    Katie Crenshaw has hit back at people who have reacted cruelly towards her seven-month-old daughter’s facial marking.

    The mum-of-two, who also has a son Grayson, said that Charlie Kate’s capillary hemangioma is no reason to ‘pity’ the infant.

    Writing on her parenting blog Twelve and Six, Katie said; ‘Charlie is Charlie and it’s part of who she is. It doesn’t need to be constantly commented on, critiqued, or questioned.’

    A day in the sixties. ☀️

    A post shared by Katie | Atlanta Lifestyle (@katiemcrenshaw) on

    The pattern is approximately two inches wide and two inches long, and is caused by a capillary hemangioma, which her mother describes as ‘insignificant as a freckle on her arm’.

    The family, from Georgia, USA, have found that strangers commonly want to talk about Charlie’s birthmark, Katie responded; ‘I would much rather chat about her latest milestone achievement, her amazing smile, or how gorgeous her eyes are.

    ‘It’s a part of her unique beauty. It may never disappear, and guess what? It doesn’t have to.’

    Capillary hemangioma is an abnormal build up of blood vessels under the skin and there is no known reason or way to prevent this occurring, however it doesn’t affect a person’s health.

    Hey guys, got anything else I can chew on?

    A post shared by Katie | Atlanta Lifestyle (@katiemcrenshaw) on

    Katie said; ‘She isn’t in pain or ill. She simply has an unusual quality about her appearance. Hold the pity. She’s a healthy baby girl and we are blessed.’
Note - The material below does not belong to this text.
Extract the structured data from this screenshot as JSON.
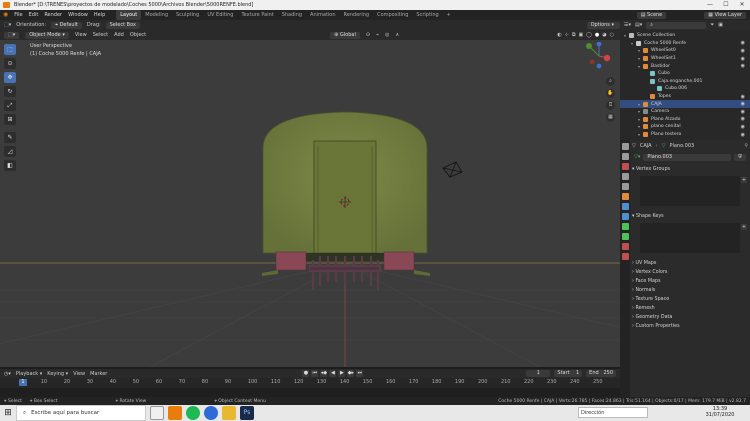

    The blogger is now trying to spread a wider message about bullying and instilling confidence in children, and believes that by having the mark cosmetically removed she would be doing her daughter an injustice.

    The ‘almost-thirty-something’ was bullied herself at school even though there was ‘nothing visibly wrong’ and thinks values are more important than vanity in preventing bullying.

    ‘I think to protect our children from bullies we should instill confidence and values in who they are, the way they were made. No one wants their child to be picked on, but children can be ruthless. They will pick on kids for their name, their brand of shoes, or the way they talk. It’s just something that may or may not happen.’